TASK DETAILS: Report how many lines in the data below hold the string "kind". Nothing else should appear in the answer.

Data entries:
···
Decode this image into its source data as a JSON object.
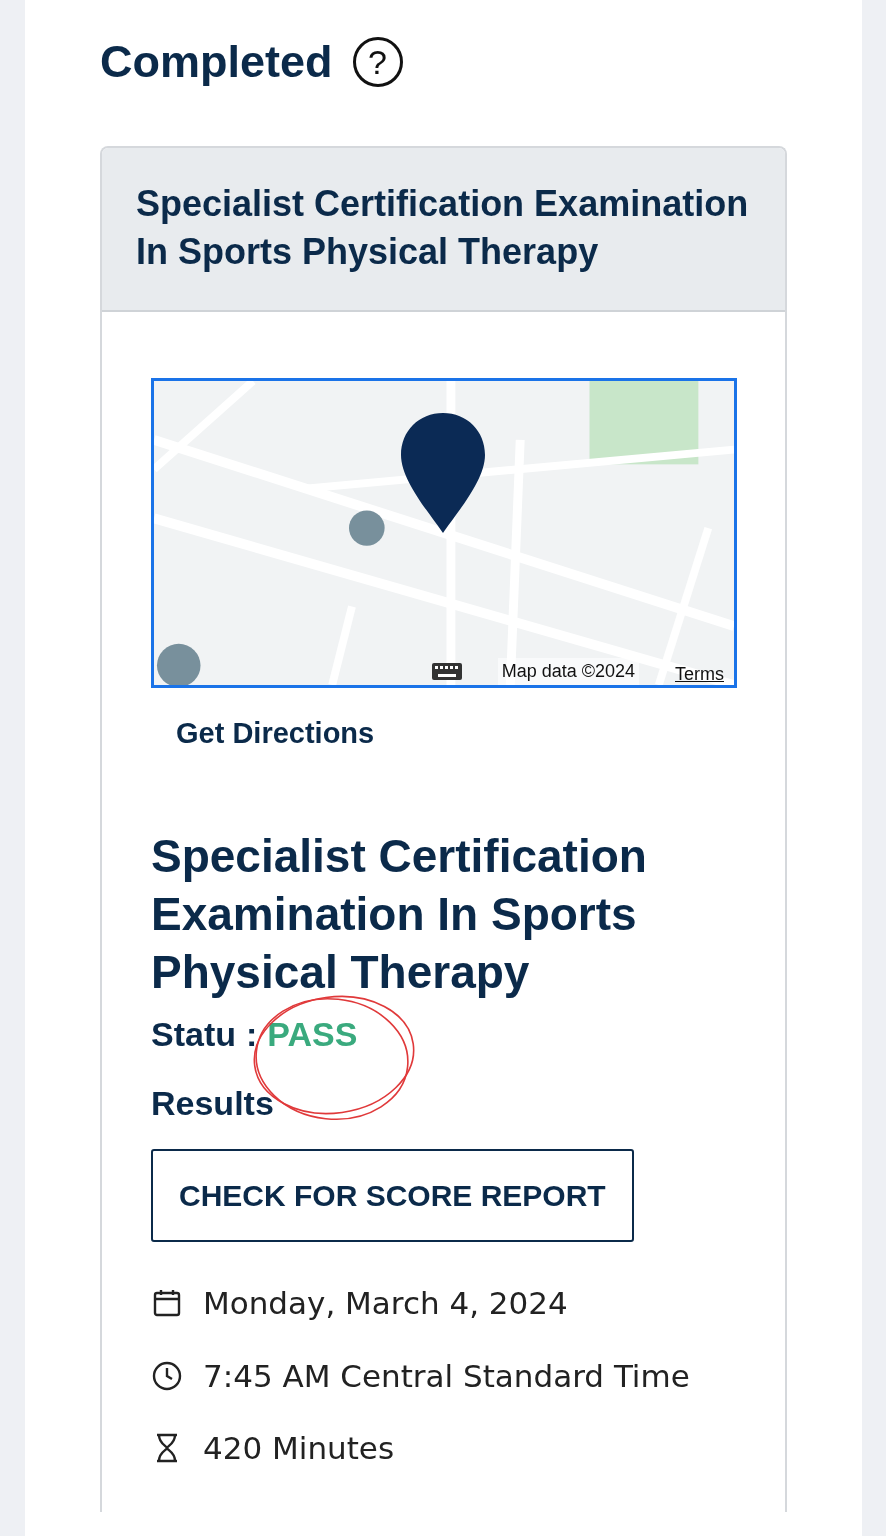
{
  "heading": {
    "title": "Completed",
    "help_icon": "?"
  },
  "exam": {
    "header_title": "Specialist Certification Examination In Sports Physical Therapy",
    "map": {
      "attribution": "Map data ©2024",
      "terms": "Terms"
    },
    "directions_link": "Get Directions",
    "title": "Specialist Certification Examination In Sports Physical Therapy",
    "status": {
      "label": "Statu",
      "separator": ":",
      "value": "PASS",
      "kind": "pass"
    },
    "results_label": "Results",
    "score_button": "CHECK FOR SCORE REPORT",
    "details": [
      {
        "kind": "date",
        "text": "Monday, March 4, 2024"
      },
      {
        "kind": "time",
        "text": "7:45 AM Central Standard Time"
      },
      {
        "kind": "duration",
        "text": "420 Minutes"
      }
    ]
  }
}
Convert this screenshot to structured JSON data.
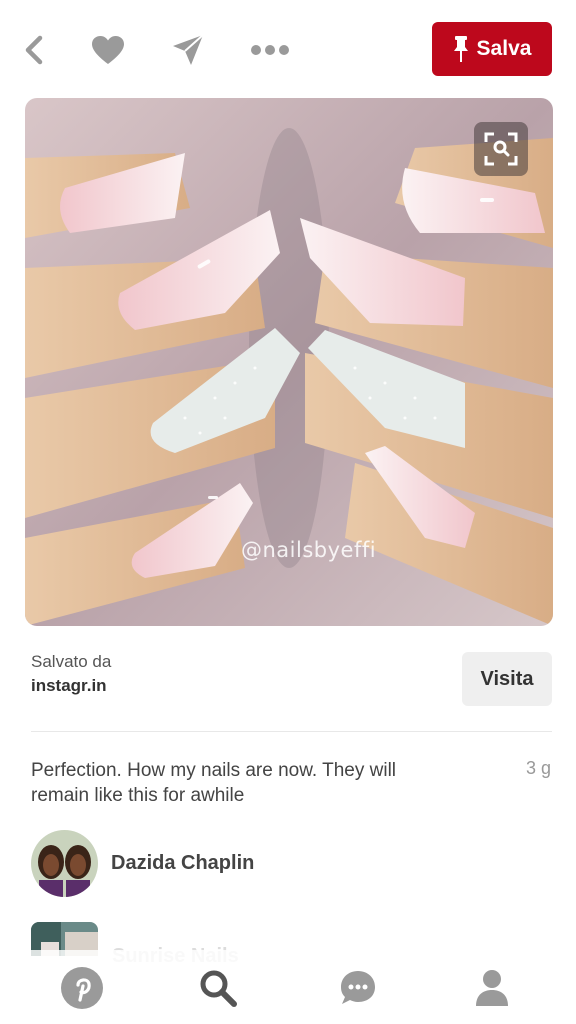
{
  "topbar": {
    "back_icon": "chevron-left-icon",
    "like_icon": "heart-icon",
    "send_icon": "paper-plane-icon",
    "more_icon": "ellipsis-icon",
    "save_label": "Salva"
  },
  "pin": {
    "watermark": "@nailsbyeffi",
    "visual_search_icon": "visual-search-icon"
  },
  "source": {
    "label": "Salvato da",
    "site": "instagr.in",
    "visit_label": "Visita"
  },
  "description": {
    "text": "Perfection. How my nails are now. They will remain like this for awhile",
    "time": "3 g"
  },
  "user": {
    "name": "Dazida Chaplin"
  },
  "board": {
    "name": "Sunrise Nails"
  },
  "nav": {
    "items": [
      "pinterest-home-icon",
      "search-icon",
      "chat-icon",
      "profile-icon"
    ]
  },
  "colors": {
    "accent": "#bd081c",
    "icon_gray": "#9a9a9a"
  }
}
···
EXERCISE OUTPUT: 4